SUPPLIED MATERIAL: Begin

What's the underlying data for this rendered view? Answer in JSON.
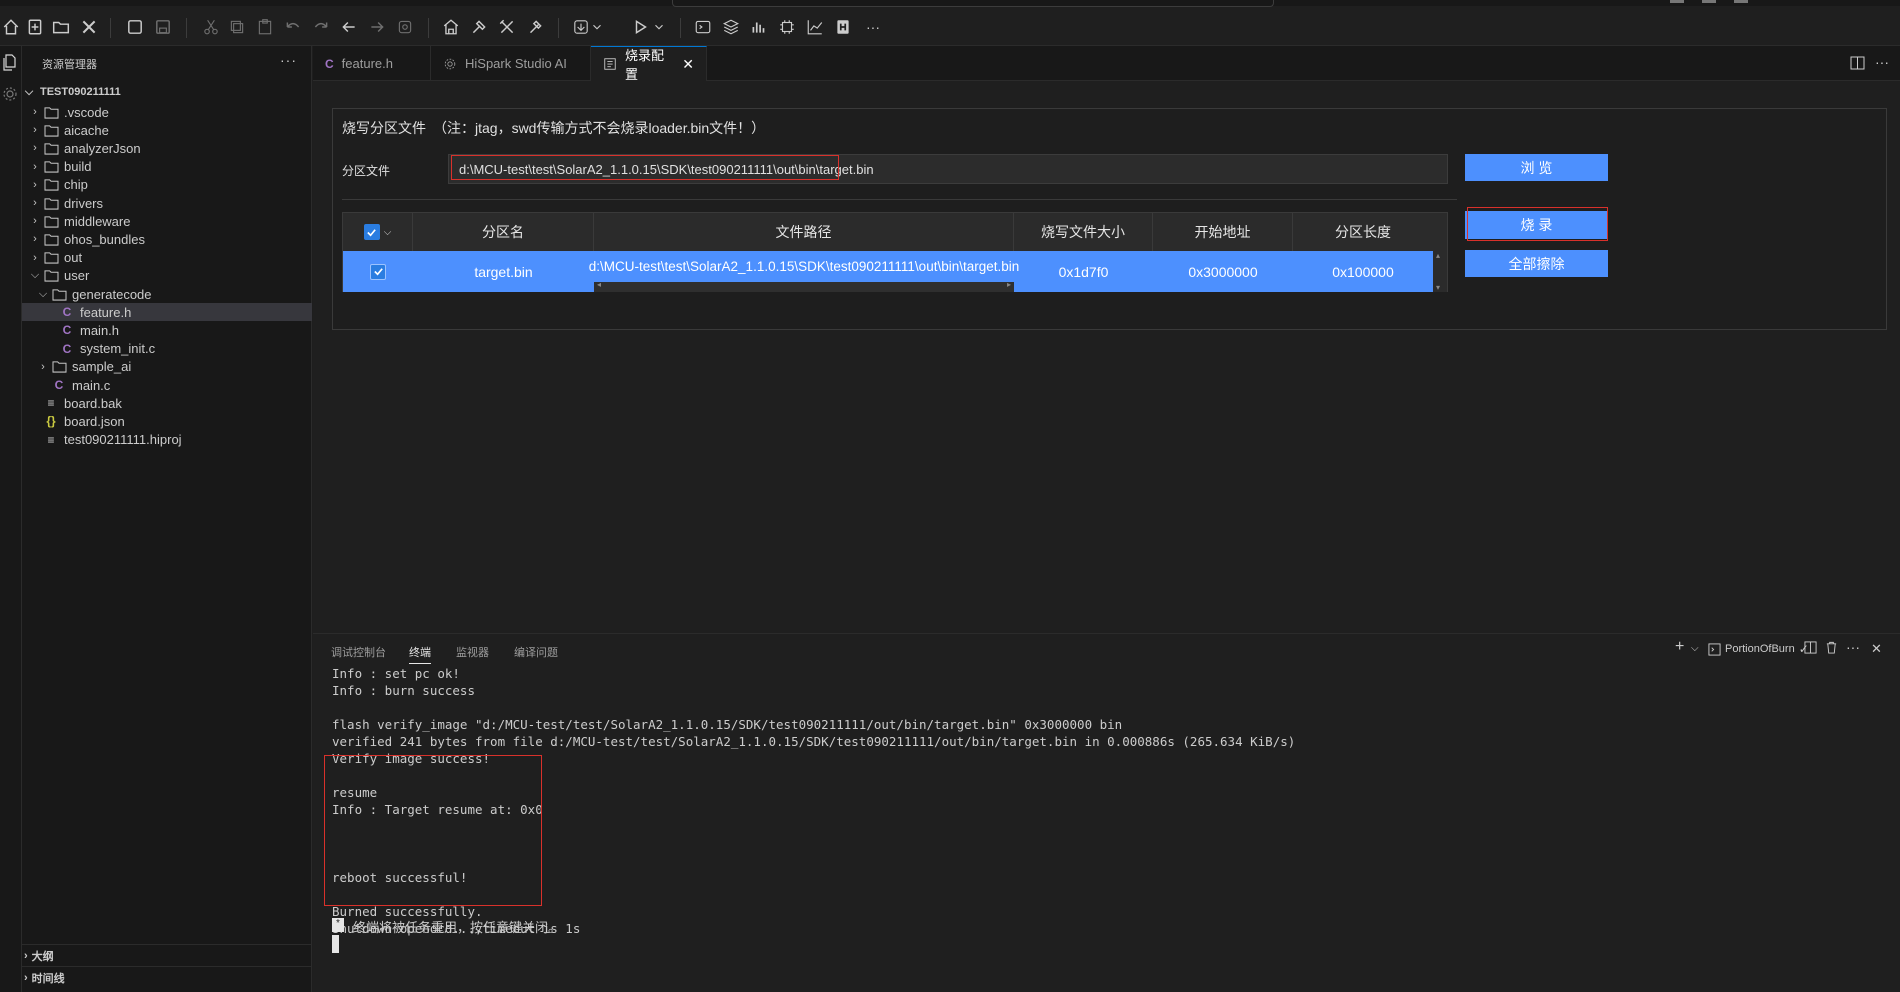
{
  "toolbar": {
    "more_label": "···"
  },
  "sidebar": {
    "title": "资源管理器",
    "more": "···",
    "project": "TEST090211111",
    "items": [
      {
        "label": ".vscode",
        "type": "folder",
        "expanded": false,
        "level": 1
      },
      {
        "label": "aicache",
        "type": "folder",
        "expanded": false,
        "level": 1
      },
      {
        "label": "analyzerJson",
        "type": "folder",
        "expanded": false,
        "level": 1
      },
      {
        "label": "build",
        "type": "folder",
        "expanded": false,
        "level": 1
      },
      {
        "label": "chip",
        "type": "folder",
        "expanded": false,
        "level": 1
      },
      {
        "label": "drivers",
        "type": "folder",
        "expanded": false,
        "level": 1
      },
      {
        "label": "middleware",
        "type": "folder",
        "expanded": false,
        "level": 1
      },
      {
        "label": "ohos_bundles",
        "type": "folder",
        "expanded": false,
        "level": 1
      },
      {
        "label": "out",
        "type": "folder",
        "expanded": false,
        "level": 1
      },
      {
        "label": "user",
        "type": "folder",
        "expanded": true,
        "level": 1
      },
      {
        "label": "generatecode",
        "type": "folder",
        "expanded": true,
        "level": 2
      },
      {
        "label": "feature.h",
        "type": "c",
        "level": 3,
        "selected": true
      },
      {
        "label": "main.h",
        "type": "c",
        "level": 3
      },
      {
        "label": "system_init.c",
        "type": "c",
        "level": 3
      },
      {
        "label": "sample_ai",
        "type": "folder",
        "expanded": false,
        "level": 2
      },
      {
        "label": "main.c",
        "type": "c",
        "level": 2
      },
      {
        "label": "board.bak",
        "type": "lines",
        "level": 1
      },
      {
        "label": "board.json",
        "type": "json",
        "level": 1
      },
      {
        "label": "test090211111.hiproj",
        "type": "lines",
        "level": 1
      }
    ],
    "outline": "大纲",
    "timeline": "时间线"
  },
  "tabs": [
    {
      "label": "feature.h",
      "icon": "c-file-icon",
      "active": false
    },
    {
      "label": "HiSpark Studio AI",
      "icon": "gear-icon",
      "active": false
    },
    {
      "label": "烧录配置",
      "icon": "settings-file-icon",
      "active": true
    }
  ],
  "burn": {
    "section_title": "烧写分区文件",
    "note": "（注：jtag，swd传输方式不会烧录loader.bin文件！）",
    "partition_file_label": "分区文件",
    "partition_file_value": "d:\\MCU-test\\test\\SolarA2_1.1.0.15\\SDK\\test090211111\\out\\bin\\target.bin",
    "browse_button": "浏 览",
    "burn_button": "烧 录",
    "erase_button": "全部擦除",
    "table": {
      "headers": [
        "分区名",
        "文件路径",
        "烧写文件大小",
        "开始地址",
        "分区长度"
      ],
      "rows": [
        {
          "checked": true,
          "name": "target.bin",
          "path": "d:\\MCU-test\\test\\SolarA2_1.1.0.15\\SDK\\test090211111\\out\\bin\\target.bin",
          "size": "0x1d7f0",
          "start": "0x3000000",
          "length": "0x100000"
        }
      ]
    }
  },
  "panel": {
    "tabs": [
      "调试控制台",
      "终端",
      "监视器",
      "编译问题"
    ],
    "active_tab": "终端",
    "terminal_name": "PortionOfBurn",
    "lines": [
      "Info : set pc ok!",
      "Info : burn success",
      "",
      "flash verify_image \"d:/MCU-test/test/SolarA2_1.1.0.15/SDK/test090211111/out/bin/target.bin\" 0x3000000 bin",
      "verified 241 bytes from file d:/MCU-test/test/SolarA2_1.1.0.15/SDK/test090211111/out/bin/target.bin in 0.000886s (265.634 KiB/s)",
      "Verify image success!",
      "",
      "resume",
      "Info : Target resume at: 0x0",
      "",
      "",
      "",
      "reboot successful!",
      "",
      "Burned successfully.",
      "shutdown openocd...,timeout is 1s"
    ],
    "final_message": "终端将被任务重用，按任意键关闭。"
  }
}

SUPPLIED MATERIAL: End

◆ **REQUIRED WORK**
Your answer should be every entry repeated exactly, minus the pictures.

◆ **REPLY TO THE TASK**
What's the underlying data for this rendered view? Answer in JSON.
{
  "toolbar": {
    "more_label": "···"
  },
  "sidebar": {
    "title": "资源管理器",
    "more": "···",
    "project": "TEST090211111",
    "items": [
      {
        "label": ".vscode",
        "type": "folder",
        "expanded": false,
        "level": 1
      },
      {
        "label": "aicache",
        "type": "folder",
        "expanded": false,
        "level": 1
      },
      {
        "label": "analyzerJson",
        "type": "folder",
        "expanded": false,
        "level": 1
      },
      {
        "label": "build",
        "type": "folder",
        "expanded": false,
        "level": 1
      },
      {
        "label": "chip",
        "type": "folder",
        "expanded": false,
        "level": 1
      },
      {
        "label": "drivers",
        "type": "folder",
        "expanded": false,
        "level": 1
      },
      {
        "label": "middleware",
        "type": "folder",
        "expanded": false,
        "level": 1
      },
      {
        "label": "ohos_bundles",
        "type": "folder",
        "expanded": false,
        "level": 1
      },
      {
        "label": "out",
        "type": "folder",
        "expanded": false,
        "level": 1
      },
      {
        "label": "user",
        "type": "folder",
        "expanded": true,
        "level": 1
      },
      {
        "label": "generatecode",
        "type": "folder",
        "expanded": true,
        "level": 2
      },
      {
        "label": "feature.h",
        "type": "c",
        "level": 3,
        "selected": true
      },
      {
        "label": "main.h",
        "type": "c",
        "level": 3
      },
      {
        "label": "system_init.c",
        "type": "c",
        "level": 3
      },
      {
        "label": "sample_ai",
        "type": "folder",
        "expanded": false,
        "level": 2
      },
      {
        "label": "main.c",
        "type": "c",
        "level": 2
      },
      {
        "label": "board.bak",
        "type": "lines",
        "level": 1
      },
      {
        "label": "board.json",
        "type": "json",
        "level": 1
      },
      {
        "label": "test090211111.hiproj",
        "type": "lines",
        "level": 1
      }
    ],
    "outline": "大纲",
    "timeline": "时间线"
  },
  "tabs": [
    {
      "label": "feature.h",
      "icon": "c-file-icon",
      "active": false
    },
    {
      "label": "HiSpark Studio AI",
      "icon": "gear-icon",
      "active": false
    },
    {
      "label": "烧录配置",
      "icon": "settings-file-icon",
      "active": true
    }
  ],
  "burn": {
    "section_title": "烧写分区文件",
    "note": "（注：jtag，swd传输方式不会烧录loader.bin文件！）",
    "partition_file_label": "分区文件",
    "partition_file_value": "d:\\MCU-test\\test\\SolarA2_1.1.0.15\\SDK\\test090211111\\out\\bin\\target.bin",
    "browse_button": "浏 览",
    "burn_button": "烧 录",
    "erase_button": "全部擦除",
    "table": {
      "headers": [
        "分区名",
        "文件路径",
        "烧写文件大小",
        "开始地址",
        "分区长度"
      ],
      "rows": [
        {
          "checked": true,
          "name": "target.bin",
          "path": "d:\\MCU-test\\test\\SolarA2_1.1.0.15\\SDK\\test090211111\\out\\bin\\target.bin",
          "size": "0x1d7f0",
          "start": "0x3000000",
          "length": "0x100000"
        }
      ]
    }
  },
  "panel": {
    "tabs": [
      "调试控制台",
      "终端",
      "监视器",
      "编译问题"
    ],
    "active_tab": "终端",
    "terminal_name": "PortionOfBurn",
    "lines": [
      "Info : set pc ok!",
      "Info : burn success",
      "",
      "flash verify_image \"d:/MCU-test/test/SolarA2_1.1.0.15/SDK/test090211111/out/bin/target.bin\" 0x3000000 bin",
      "verified 241 bytes from file d:/MCU-test/test/SolarA2_1.1.0.15/SDK/test090211111/out/bin/target.bin in 0.000886s (265.634 KiB/s)",
      "Verify image success!",
      "",
      "resume",
      "Info : Target resume at: 0x0",
      "",
      "",
      "",
      "reboot successful!",
      "",
      "Burned successfully.",
      "shutdown openocd...,timeout is 1s"
    ],
    "final_message": "终端将被任务重用，按任意键关闭。"
  }
}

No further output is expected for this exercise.